The introduction of plastic packaging materials and the creation of new packaging forms such as plastic soft drink containers and flexible food pouches have posed difficult problems in the manufacturing and handling of these packages on production lines. As machine speeds increased, simple mechanical methods for controlling action gave way to electronic controls. Thus, mechanical engineers in packaging companies are being joined by electrical and electronics engineers. The leading professional group for these latter specialists, the Institute of Electrical and Electronics Engineers, has studied the special problems existing in packaging equipment. The organization for machinery builders, the Packaging Machinery Manufacturers Institute, is also concerned with the recognition of packaging as a legitimate and separate branch of engineering.
Because the functions of machines and materials are interlocked in the creation of a packaging form, some machinery companies and even engineering groups in large packaging organizations now station chemical engineers in the same department with mechanical engineers to give them authoritative answers on materials' properties. Chemical engineers are, of course, indispensable in the production of many packaging materials and containers, particularly those incorporating plastics, paper, and paperboard.

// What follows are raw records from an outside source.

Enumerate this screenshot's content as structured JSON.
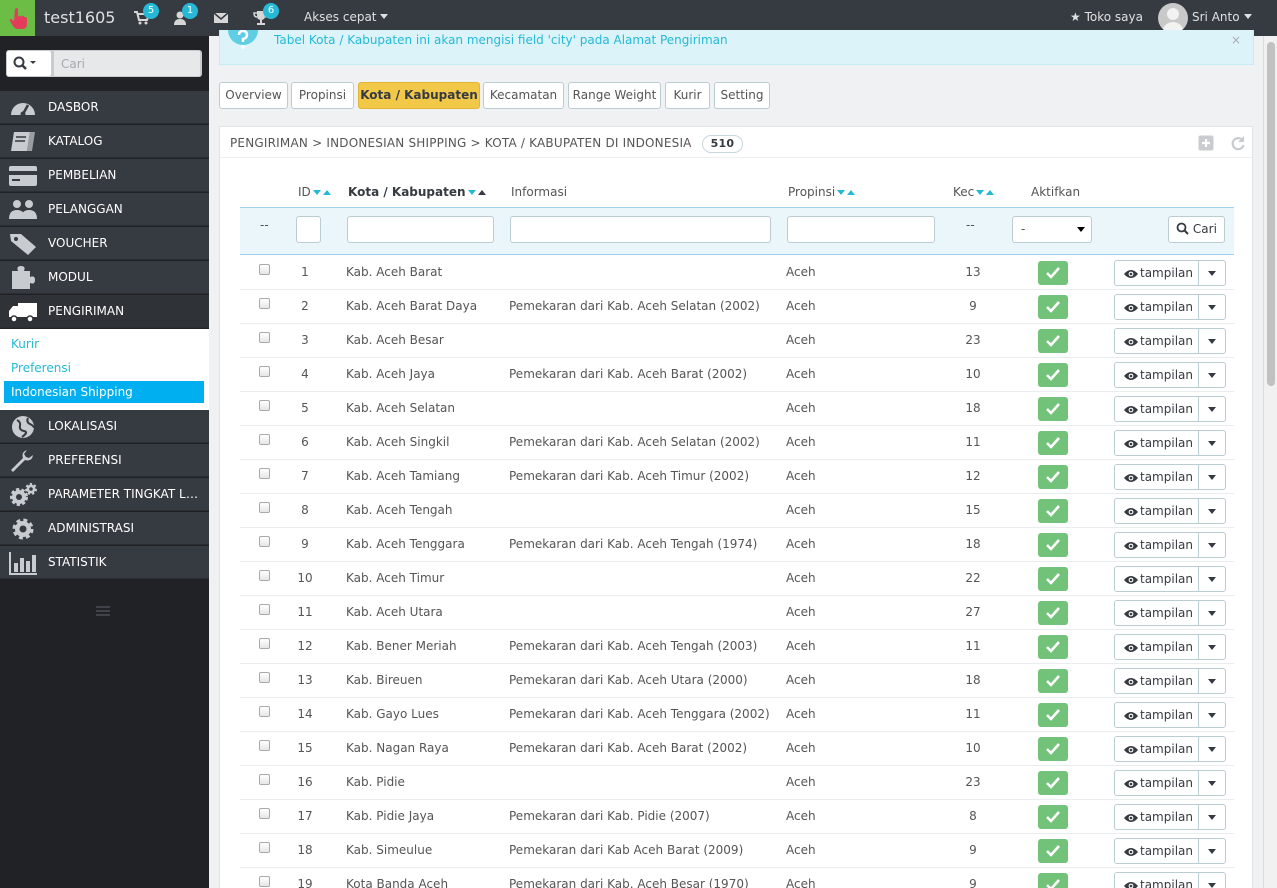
{
  "header": {
    "shop_name": "test1605",
    "cart_count": "5",
    "customers_count": "1",
    "trophy_count": "6",
    "quick_access": "Akses cepat",
    "my_shop": "Toko saya",
    "user_name": "Sri Anto"
  },
  "sidebar": {
    "search_placeholder": "Cari",
    "items": [
      {
        "label": "DASBOR",
        "icon": "dashboard-icon"
      },
      {
        "label": "KATALOG",
        "icon": "book-icon"
      },
      {
        "label": "PEMBELIAN",
        "icon": "credit-card-icon"
      },
      {
        "label": "PELANGGAN",
        "icon": "users-icon"
      },
      {
        "label": "VOUCHER",
        "icon": "tag-icon"
      },
      {
        "label": "MODUL",
        "icon": "puzzle-icon"
      },
      {
        "label": "PENGIRIMAN",
        "icon": "truck-icon"
      },
      {
        "label": "LOKALISASI",
        "icon": "globe-icon"
      },
      {
        "label": "PREFERENSI",
        "icon": "wrench-icon"
      },
      {
        "label": "PARAMETER TINGKAT LANJUT",
        "icon": "cogs-icon"
      },
      {
        "label": "ADMINISTRASI",
        "icon": "cog-icon"
      },
      {
        "label": "STATISTIK",
        "icon": "bar-chart-icon"
      }
    ],
    "submenu": [
      "Kurir",
      "Preferensi",
      "Indonesian Shipping"
    ]
  },
  "alert": {
    "text": "Tabel Kota / Kabupaten ini akan mengisi field 'city' pada Alamat Pengiriman",
    "close": "×"
  },
  "tabs": [
    "Overview",
    "Propinsi",
    "Kota / Kabupaten",
    "Kecamatan",
    "Range Weight",
    "Kurir",
    "Setting"
  ],
  "panel": {
    "heading": "PENGIRIMAN > INDONESIAN SHIPPING > KOTA / KABUPATEN DI INDONESIA",
    "count": "510"
  },
  "table": {
    "headers": {
      "id": "ID",
      "name": "Kota / Kabupaten",
      "info": "Informasi",
      "province": "Propinsi",
      "kec": "Kec",
      "active": "Aktifkan"
    },
    "filter": {
      "dash": "--",
      "select_value": "-",
      "search_label": "Cari"
    },
    "view_label": "tampilan",
    "rows": [
      {
        "id": "1",
        "name": "Kab. Aceh Barat",
        "info": "",
        "province": "Aceh",
        "kec": "13"
      },
      {
        "id": "2",
        "name": "Kab. Aceh Barat Daya",
        "info": "Pemekaran dari Kab. Aceh Selatan (2002)",
        "province": "Aceh",
        "kec": "9"
      },
      {
        "id": "3",
        "name": "Kab. Aceh Besar",
        "info": "",
        "province": "Aceh",
        "kec": "23"
      },
      {
        "id": "4",
        "name": "Kab. Aceh Jaya",
        "info": "Pemekaran dari Kab. Aceh Barat (2002)",
        "province": "Aceh",
        "kec": "10"
      },
      {
        "id": "5",
        "name": "Kab. Aceh Selatan",
        "info": "",
        "province": "Aceh",
        "kec": "18"
      },
      {
        "id": "6",
        "name": "Kab. Aceh Singkil",
        "info": "Pemekaran dari Kab. Aceh Selatan (2002)",
        "province": "Aceh",
        "kec": "11"
      },
      {
        "id": "7",
        "name": "Kab. Aceh Tamiang",
        "info": "Pemekaran dari Kab. Aceh Timur (2002)",
        "province": "Aceh",
        "kec": "12"
      },
      {
        "id": "8",
        "name": "Kab. Aceh Tengah",
        "info": "",
        "province": "Aceh",
        "kec": "15"
      },
      {
        "id": "9",
        "name": "Kab. Aceh Tenggara",
        "info": "Pemekaran dari Kab. Aceh Tengah (1974)",
        "province": "Aceh",
        "kec": "18"
      },
      {
        "id": "10",
        "name": "Kab. Aceh Timur",
        "info": "",
        "province": "Aceh",
        "kec": "22"
      },
      {
        "id": "11",
        "name": "Kab. Aceh Utara",
        "info": "",
        "province": "Aceh",
        "kec": "27"
      },
      {
        "id": "12",
        "name": "Kab. Bener Meriah",
        "info": "Pemekaran dari Kab. Aceh Tengah (2003)",
        "province": "Aceh",
        "kec": "11"
      },
      {
        "id": "13",
        "name": "Kab. Bireuen",
        "info": "Pemekaran dari Kab. Aceh Utara (2000)",
        "province": "Aceh",
        "kec": "18"
      },
      {
        "id": "14",
        "name": "Kab. Gayo Lues",
        "info": "Pemekaran dari Kab. Aceh Tenggara (2002)",
        "province": "Aceh",
        "kec": "11"
      },
      {
        "id": "15",
        "name": "Kab. Nagan Raya",
        "info": "Pemekaran dari Kab. Aceh Barat (2002)",
        "province": "Aceh",
        "kec": "10"
      },
      {
        "id": "16",
        "name": "Kab. Pidie",
        "info": "",
        "province": "Aceh",
        "kec": "23"
      },
      {
        "id": "17",
        "name": "Kab. Pidie Jaya",
        "info": "Pemekaran dari Kab. Pidie (2007)",
        "province": "Aceh",
        "kec": "8"
      },
      {
        "id": "18",
        "name": "Kab. Simeulue",
        "info": "Pemekaran dari Kab Aceh Barat (2009)",
        "province": "Aceh",
        "kec": "9"
      },
      {
        "id": "19",
        "name": "Kota Banda Aceh",
        "info": "Pemekaran dari Kab. Aceh Besar (1970)",
        "province": "Aceh",
        "kec": "9"
      }
    ]
  }
}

As packaging machines have become more automated and packaging operations more complex, there has been a need for closer study of the relationships between workers and machines and of the best methods to achieve efficiency in these production operations. This has led to increasing use of industrial engineers trained specifically in packaging operations. To solve complex problems in packaging design, most companies have turned to computers, making the computer specialist and data processing staffs a vital part of the packaging function.

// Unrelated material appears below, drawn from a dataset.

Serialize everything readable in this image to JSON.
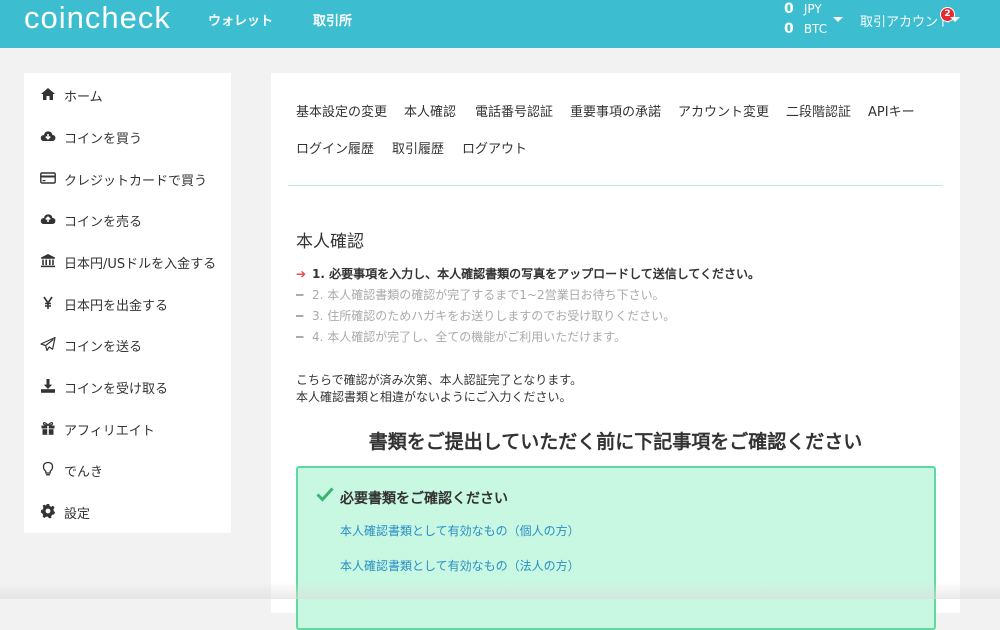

Packaging engineers are assisted by packaging machinery technicians, who build, maintain, and repair machinery. There is a growing need for skilled technicians who fill the gap between design engineers and production workers who assemble machinery and monitor its operation.

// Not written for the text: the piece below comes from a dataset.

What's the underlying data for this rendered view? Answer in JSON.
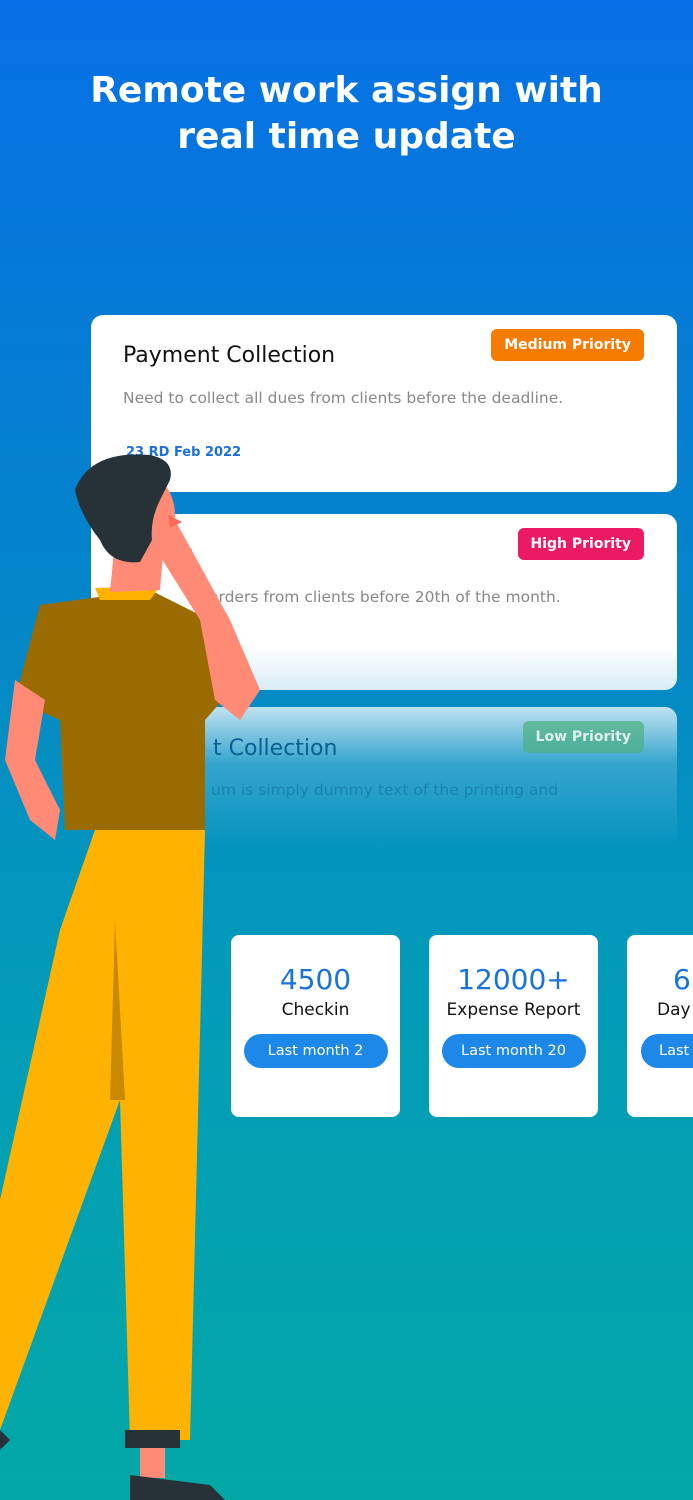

Some companies still use committees made up of representatives from all departments involved in the packaging function to work out packaging problems. In a packaging department, on the other hand, a relatively small group of workers devotes its whole time to working out what has become a continuing series of interconnected problems. Some companies have given the packaging function great status and head the packaging group with a vice president.
The executive in charge of packaging must not only know, or have access to, technical knowledge of the materials and methods for constructing packages but also must determine whether they can be produced economically by outside suppliers or by in-plant facilities. There is increasing demand for packaging specialists to act as staff advisers on such technical matters and to coordinate packaging development.
To sell packaging materials or machines successfully in today's competitive market, a salesperson must have knowledge of how the product will be used by packagers and often must supply creative ideas on new package designs or production techniques. Many packaging supply firms employ specialists who can assist the salespeople, including experts in printing and the graphic arts and structural packaging design and mechanical engineers. This is especially true of those companies that convert basic raw materials into finished cartons, cans, and bottles. Basic manufacturers of raw materials, such as plastic resins and metal sheet and foil, also employ packaging technologists to assist their customers.